====== Task input ======
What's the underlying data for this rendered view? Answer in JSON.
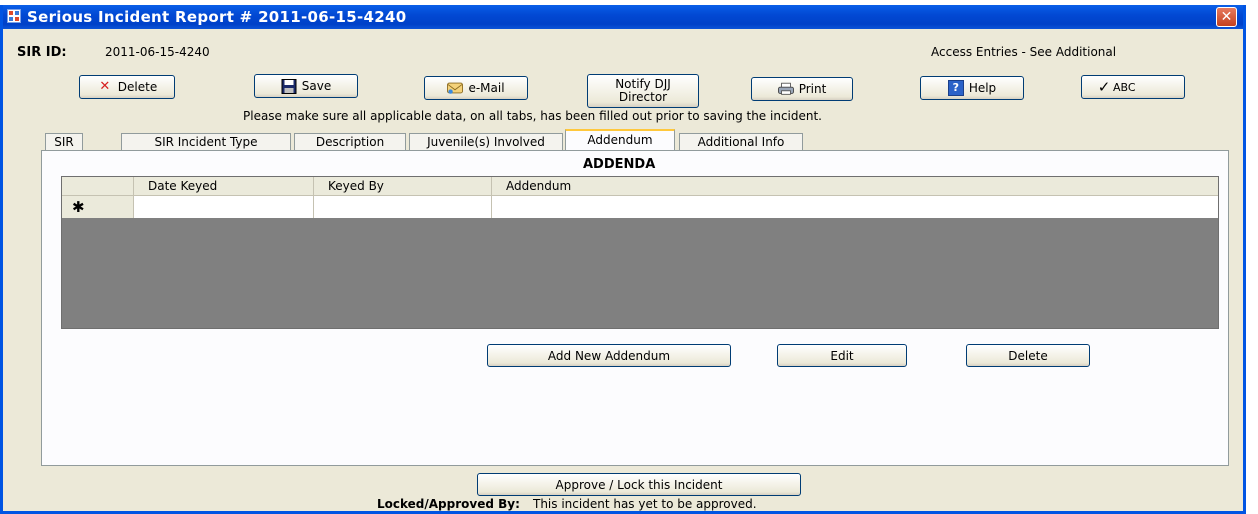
{
  "window": {
    "title": "Serious Incident Report # 2011-06-15-4240",
    "close_symbol": "✕"
  },
  "sir": {
    "id_label": "SIR ID:",
    "id_value": "2011-06-15-4240",
    "access_text": "Access Entries - See Additional"
  },
  "toolbar": {
    "delete": "Delete",
    "save": "Save",
    "email": "e-Mail",
    "notify_line1": "Notify DJJ",
    "notify_line2": "Director",
    "print": "Print",
    "help": "Help",
    "spell": "ABC"
  },
  "notice": "Please make sure all applicable data, on all tabs, has been filled out prior to saving the incident.",
  "tabs": [
    {
      "label": "SIR"
    },
    {
      "label": "SIR Incident Type"
    },
    {
      "label": "Description"
    },
    {
      "label": "Juvenile(s) Involved"
    },
    {
      "label": "Addendum",
      "active": true
    },
    {
      "label": "Additional Info"
    }
  ],
  "addenda": {
    "heading": "ADDENDA",
    "columns": [
      "Date Keyed",
      "Keyed By",
      "Addendum"
    ],
    "new_row_marker": "✱",
    "rows": []
  },
  "actions": {
    "add": "Add New Addendum",
    "edit": "Edit",
    "delete": "Delete"
  },
  "footer": {
    "approve": "Approve / Lock this Incident",
    "locked_label": "Locked/Approved By:",
    "locked_value": "This incident has yet to be approved."
  },
  "icons": {
    "app": "form-icon",
    "delete": "red-x-icon",
    "save": "floppy-disk-icon",
    "email": "envelope-icon",
    "print": "printer-icon",
    "help": "question-mark-icon",
    "spell": "checkmark-icon"
  },
  "colors": {
    "titlebar": "#0054e3",
    "window_face": "#ece9d8",
    "grid_empty": "#808080",
    "tab_highlight": "#ffc83c",
    "delete_icon": "#d61f1f"
  }
}
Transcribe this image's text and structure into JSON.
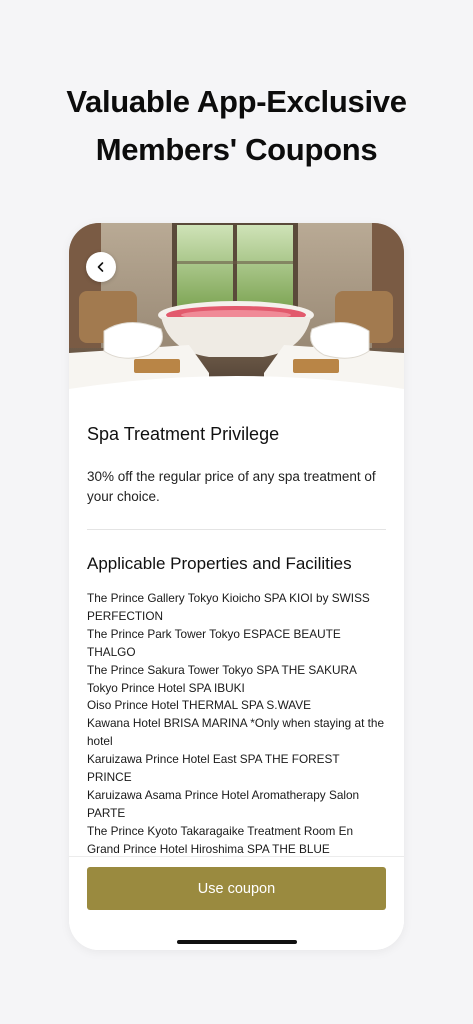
{
  "headline": {
    "line1": "Valuable App-Exclusive",
    "line2": "Members' Coupons"
  },
  "coupon": {
    "title": "Spa Treatment Privilege",
    "description": "30% off the regular price of any spa treatment of your choice.",
    "section_title": "Applicable Properties and Facilities",
    "properties": [
      "The Prince Gallery Tokyo Kioicho SPA KIOI by SWISS PERFECTION",
      "The Prince Park Tower Tokyo ESPACE BEAUTE THALGO",
      "The Prince Sakura Tower Tokyo SPA THE SAKURA",
      "Tokyo Prince Hotel SPA IBUKI",
      "Oiso Prince Hotel THERMAL SPA S.WAVE",
      "Kawana Hotel BRISA MARINA *Only when staying at the hotel",
      "Karuizawa Prince Hotel East SPA THE FOREST PRINCE",
      "Karuizawa Asama Prince Hotel Aromatherapy Salon PARTE",
      "The Prince Kyoto Takaragaike Treatment Room En",
      "Grand Prince Hotel Hiroshima SPA THE BLUE"
    ],
    "button_label": "Use coupon"
  },
  "icons": {
    "back": "chevron-left-icon"
  },
  "colors": {
    "button": "#9a8a3f",
    "background": "#f5f5f7"
  }
}
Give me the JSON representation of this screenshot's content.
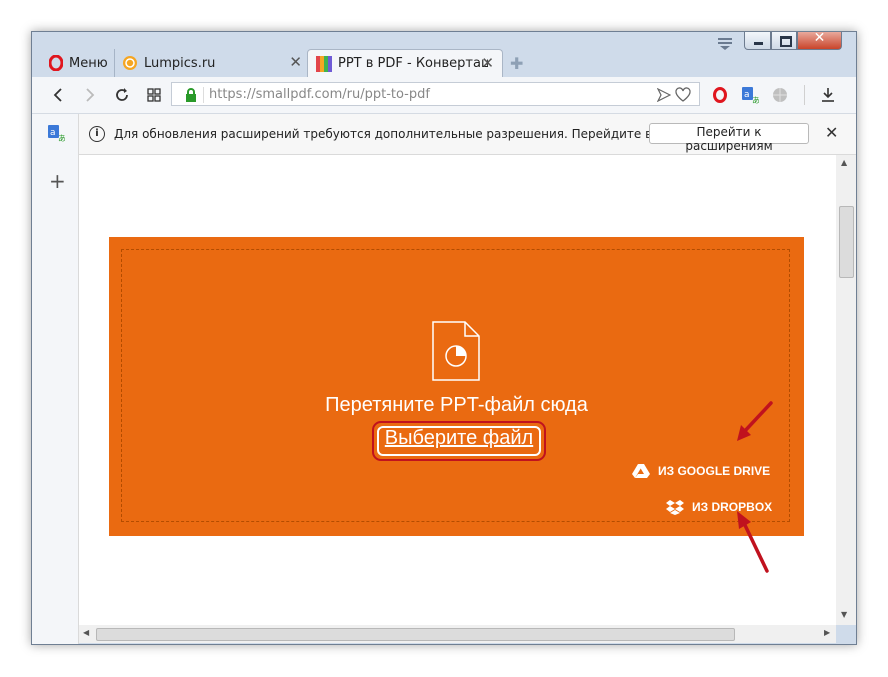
{
  "tabs": [
    {
      "label": "Меню",
      "icon": "opera-icon"
    },
    {
      "label": "Lumpics.ru",
      "icon": "lumpics-favicon"
    },
    {
      "label": "PPT в PDF - Конвертация",
      "icon": "smallpdf-favicon",
      "active": true
    }
  ],
  "toolbar": {
    "url": "https://smallpdf.com/ru/ppt-to-pdf"
  },
  "infobar": {
    "message": "Для обновления расширений требуются дополнительные разрешения. Перейдите в менедже...",
    "button_label": "Перейти к расширениям"
  },
  "upload": {
    "drop_text": "Перетяните PPT-файл сюда",
    "choose_file": "Выберите файл",
    "google_drive": "ИЗ GOOGLE DRIVE",
    "dropbox": "ИЗ DROPBOX"
  },
  "colors": {
    "upload_bg": "#ea6a11",
    "highlight": "#c0121e"
  }
}
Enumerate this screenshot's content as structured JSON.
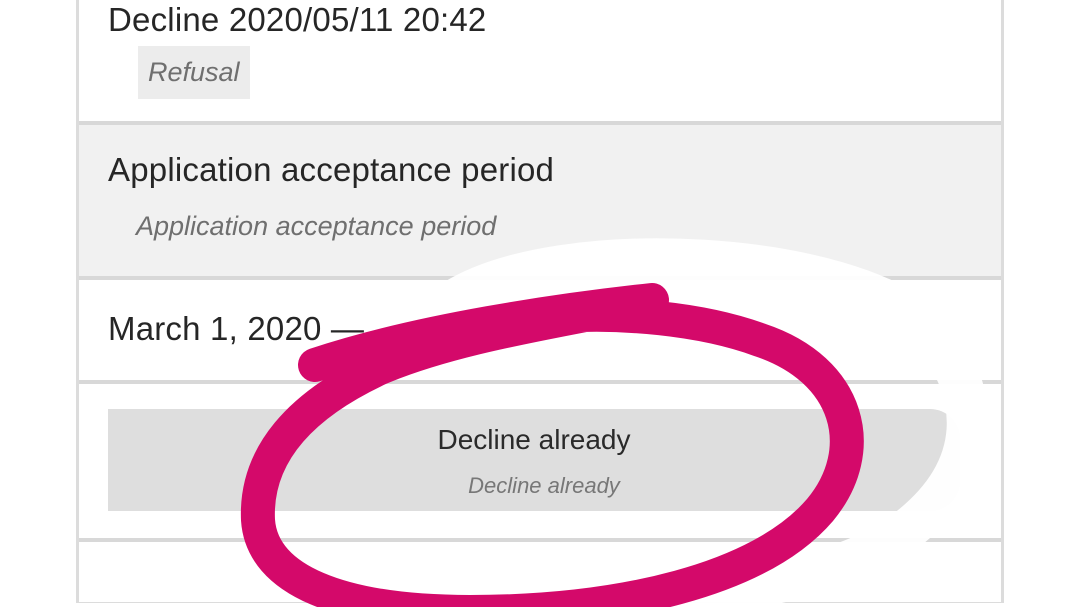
{
  "status": {
    "title": "Decline 2020/05/11 20:42",
    "tag": "Refusal"
  },
  "period": {
    "title": "Application acceptance period",
    "subtitle": "Application acceptance period"
  },
  "date": {
    "title": "March 1, 2020 —"
  },
  "action": {
    "label": "Decline already",
    "sublabel": "Decline already"
  },
  "annotation": {
    "highlight_color": "#d4096a",
    "glow_color": "#ffffff"
  }
}
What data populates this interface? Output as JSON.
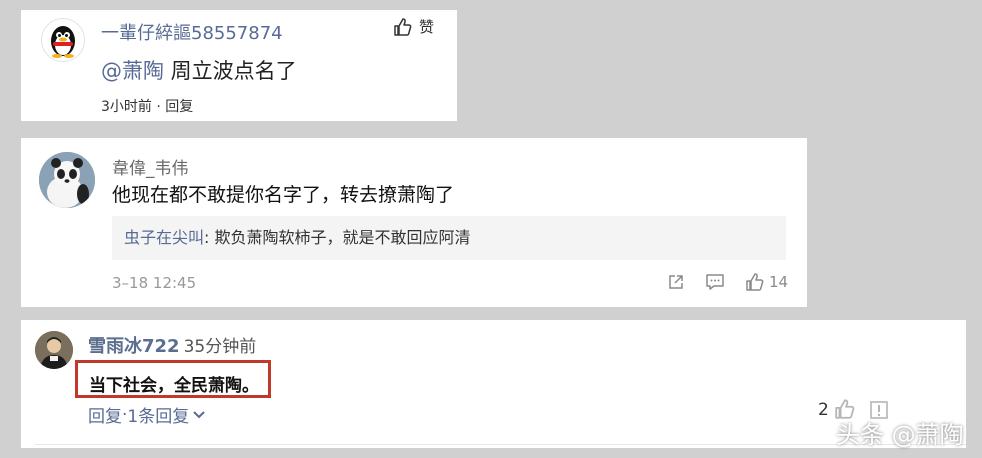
{
  "comment1": {
    "username": "一輩仔綷謳58557874",
    "like_label": "赞",
    "mention": "@萧陶",
    "text": " 周立波点名了",
    "time": "3小时前",
    "sep": " · ",
    "reply_label": "回复"
  },
  "comment2": {
    "username": "韋偉_韦伟",
    "text": "他现在都不敢提你名字了，转去撩萧陶了",
    "quote_name": "虫子在尖叫",
    "quote_text": ": 欺负萧陶软柿子，就是不敢回应阿清",
    "time": "3–18 12:45",
    "like_count": "14"
  },
  "comment3": {
    "username": "雪雨冰722",
    "time_ago": "35分钟前",
    "text": "当下社会，全民萧陶。",
    "reply_label": "回复",
    "sep": " · ",
    "replies_label": "1条回复",
    "like_count": "2"
  },
  "watermark": "头条 @萧陶",
  "colors": {
    "link": "#576b95",
    "highlight_border": "#c0392b",
    "background": "#d0d0d0"
  }
}
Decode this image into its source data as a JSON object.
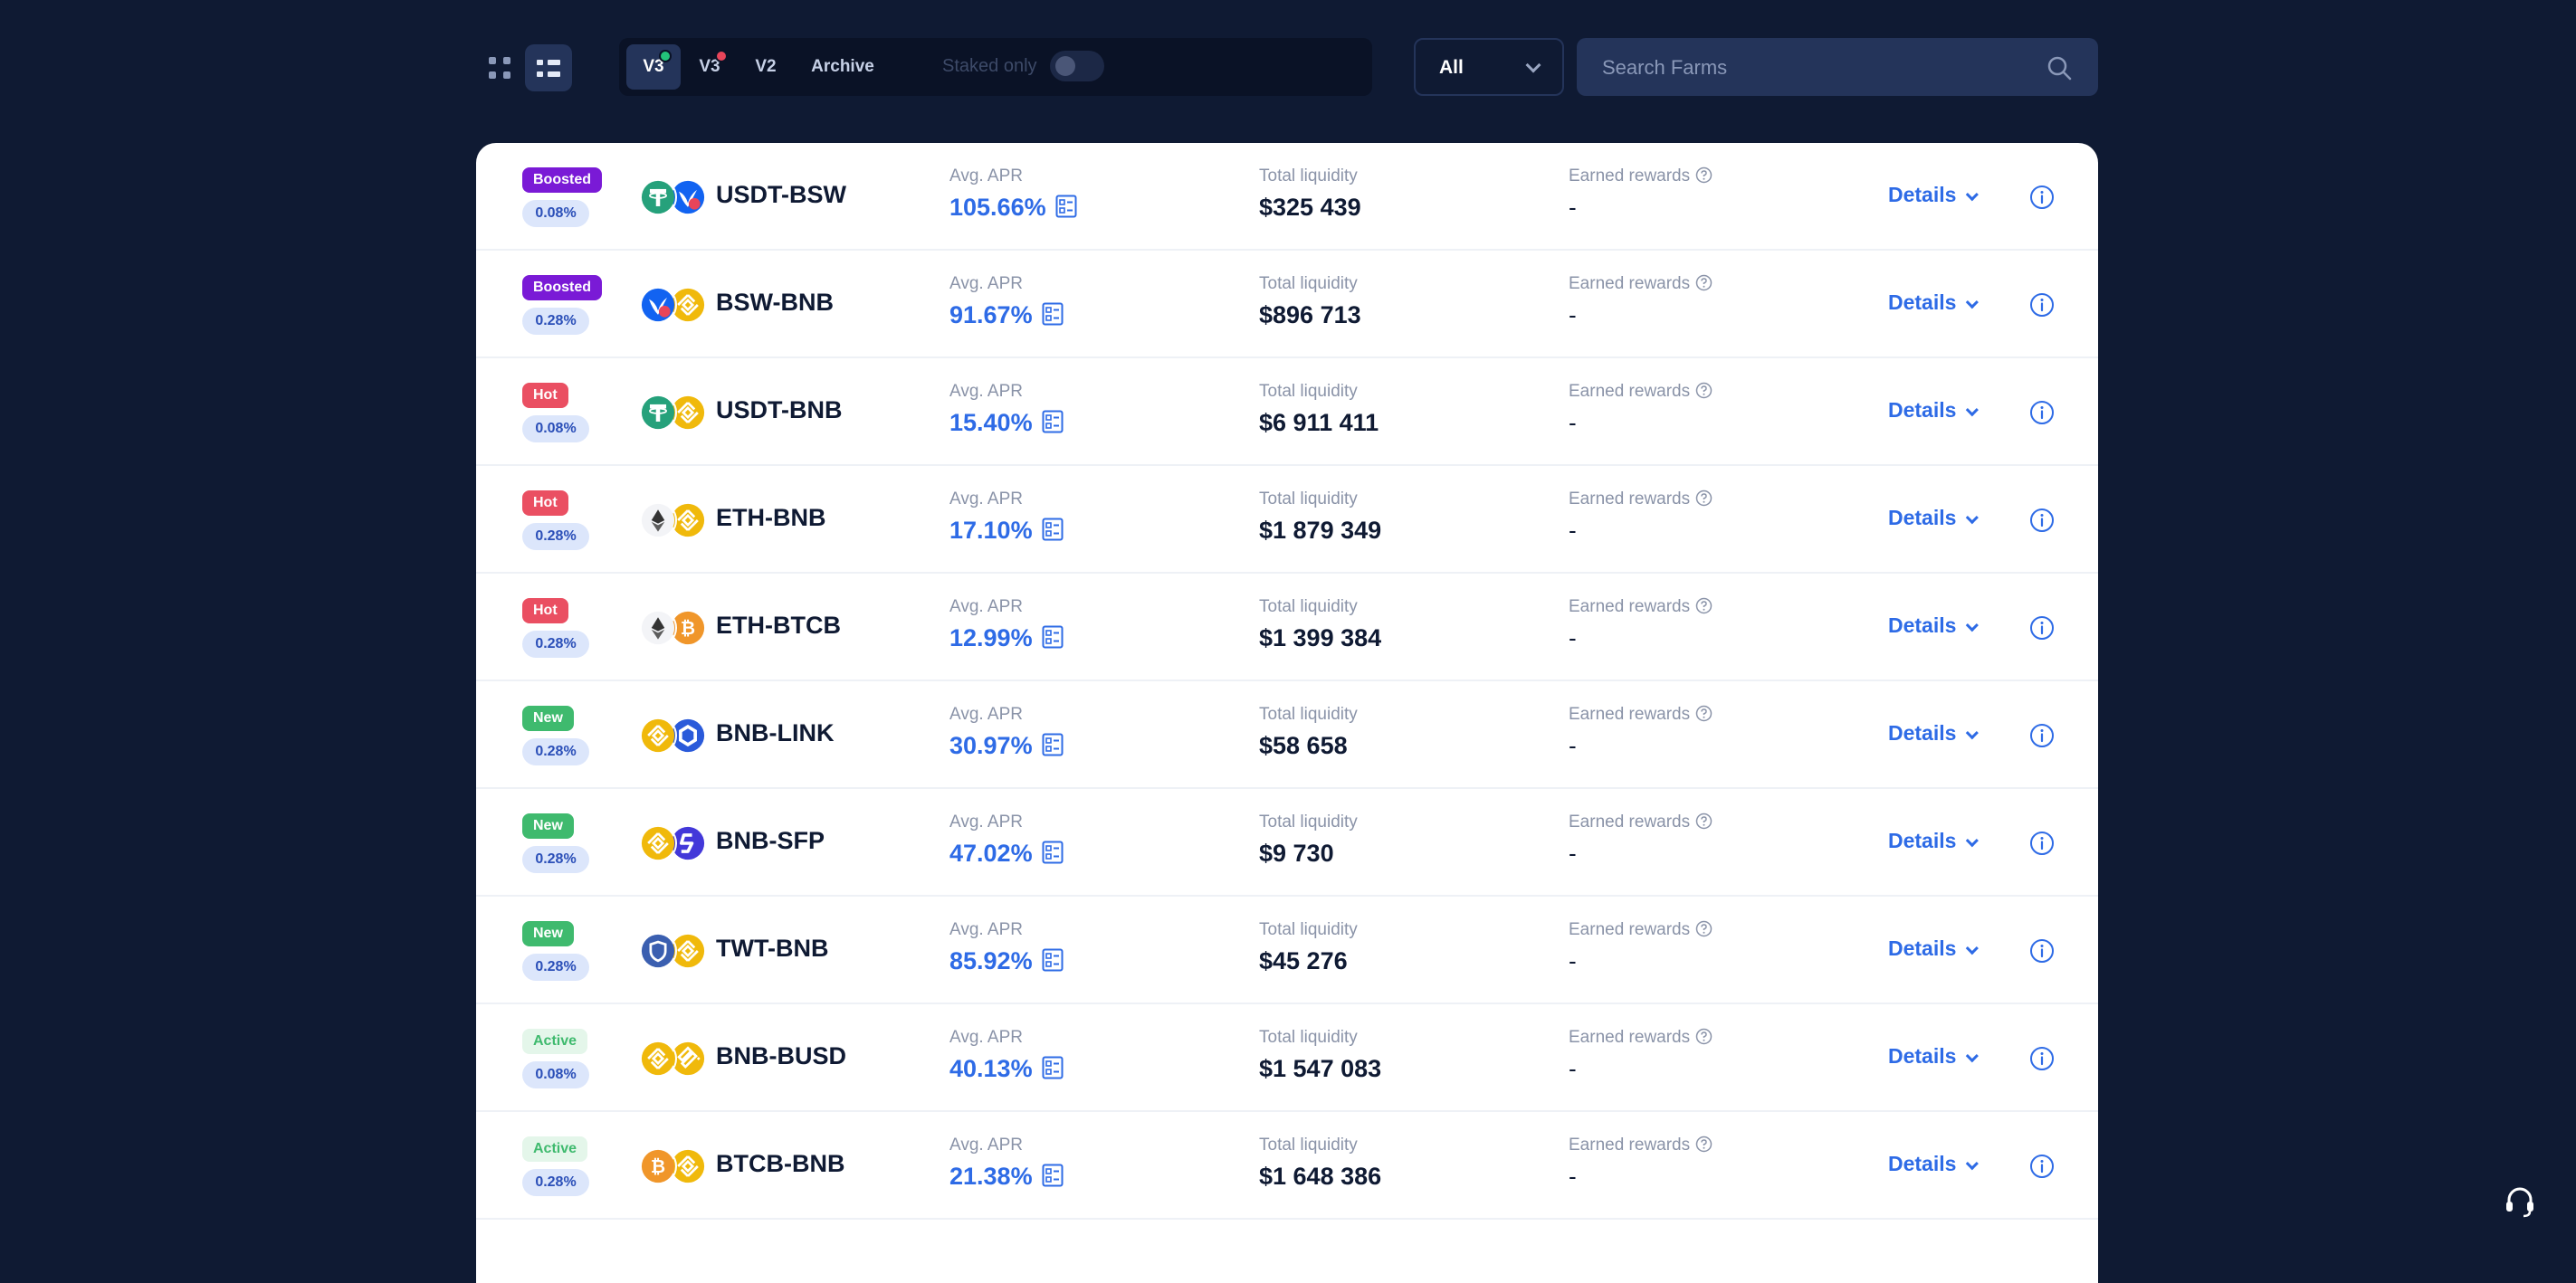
{
  "toolbar": {
    "tabs": [
      {
        "label": "V3",
        "active": true,
        "dot": "green"
      },
      {
        "label": "V3",
        "active": false,
        "dot": "red"
      },
      {
        "label": "V2",
        "active": false
      },
      {
        "label": "Archive",
        "active": false
      }
    ],
    "staked_only_label": "Staked only",
    "staked_only_enabled": false,
    "filter_value": "All",
    "search_placeholder": "Search Farms"
  },
  "labels": {
    "apr": "Avg. APR",
    "liquidity": "Total liquidity",
    "earned": "Earned rewards",
    "details": "Details"
  },
  "colors": {
    "page_bg": "#0f1a33",
    "accent": "#2e6be6",
    "boosted": "#7a1ad6",
    "hot": "#ea4f62",
    "new": "#3fba6e"
  },
  "farms": [
    {
      "badge": "Boosted",
      "badge_type": "boosted",
      "fee": "0.08%",
      "pair": "USDT-BSW",
      "tokens": [
        "usdt",
        "bsw"
      ],
      "apr": "105.66%",
      "liquidity": "$325 439",
      "earned": "-"
    },
    {
      "badge": "Boosted",
      "badge_type": "boosted",
      "fee": "0.28%",
      "pair": "BSW-BNB",
      "tokens": [
        "bsw",
        "bnb"
      ],
      "apr": "91.67%",
      "liquidity": "$896 713",
      "earned": "-"
    },
    {
      "badge": "Hot",
      "badge_type": "hot",
      "fee": "0.08%",
      "pair": "USDT-BNB",
      "tokens": [
        "usdt",
        "bnb"
      ],
      "apr": "15.40%",
      "liquidity": "$6 911 411",
      "earned": "-"
    },
    {
      "badge": "Hot",
      "badge_type": "hot",
      "fee": "0.28%",
      "pair": "ETH-BNB",
      "tokens": [
        "eth",
        "bnb"
      ],
      "apr": "17.10%",
      "liquidity": "$1 879 349",
      "earned": "-"
    },
    {
      "badge": "Hot",
      "badge_type": "hot",
      "fee": "0.28%",
      "pair": "ETH-BTCB",
      "tokens": [
        "eth",
        "btcb"
      ],
      "apr": "12.99%",
      "liquidity": "$1 399 384",
      "earned": "-"
    },
    {
      "badge": "New",
      "badge_type": "new",
      "fee": "0.28%",
      "pair": "BNB-LINK",
      "tokens": [
        "bnb",
        "link"
      ],
      "apr": "30.97%",
      "liquidity": "$58 658",
      "earned": "-"
    },
    {
      "badge": "New",
      "badge_type": "new",
      "fee": "0.28%",
      "pair": "BNB-SFP",
      "tokens": [
        "bnb",
        "sfp"
      ],
      "apr": "47.02%",
      "liquidity": "$9 730",
      "earned": "-"
    },
    {
      "badge": "New",
      "badge_type": "new",
      "fee": "0.28%",
      "pair": "TWT-BNB",
      "tokens": [
        "twt",
        "bnb"
      ],
      "apr": "85.92%",
      "liquidity": "$45 276",
      "earned": "-"
    },
    {
      "badge": "Active",
      "badge_type": "active",
      "fee": "0.08%",
      "pair": "BNB-BUSD",
      "tokens": [
        "bnb",
        "busd"
      ],
      "apr": "40.13%",
      "liquidity": "$1 547 083",
      "earned": "-"
    },
    {
      "badge": "Active",
      "badge_type": "active",
      "fee": "0.28%",
      "pair": "BTCB-BNB",
      "tokens": [
        "btcb",
        "bnb"
      ],
      "apr": "21.38%",
      "liquidity": "$1 648 386",
      "earned": "-"
    }
  ]
}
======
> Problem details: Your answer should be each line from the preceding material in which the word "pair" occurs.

> Solved exercise:
      "pair": "USDT-BSW",
      "pair": "BSW-BNB",
      "pair": "USDT-BNB",
      "pair": "ETH-BNB",
      "pair": "ETH-BTCB",
      "pair": "BNB-LINK",
      "pair": "BNB-SFP",
      "pair": "TWT-BNB",
      "pair": "BNB-BUSD",
      "pair": "BTCB-BNB",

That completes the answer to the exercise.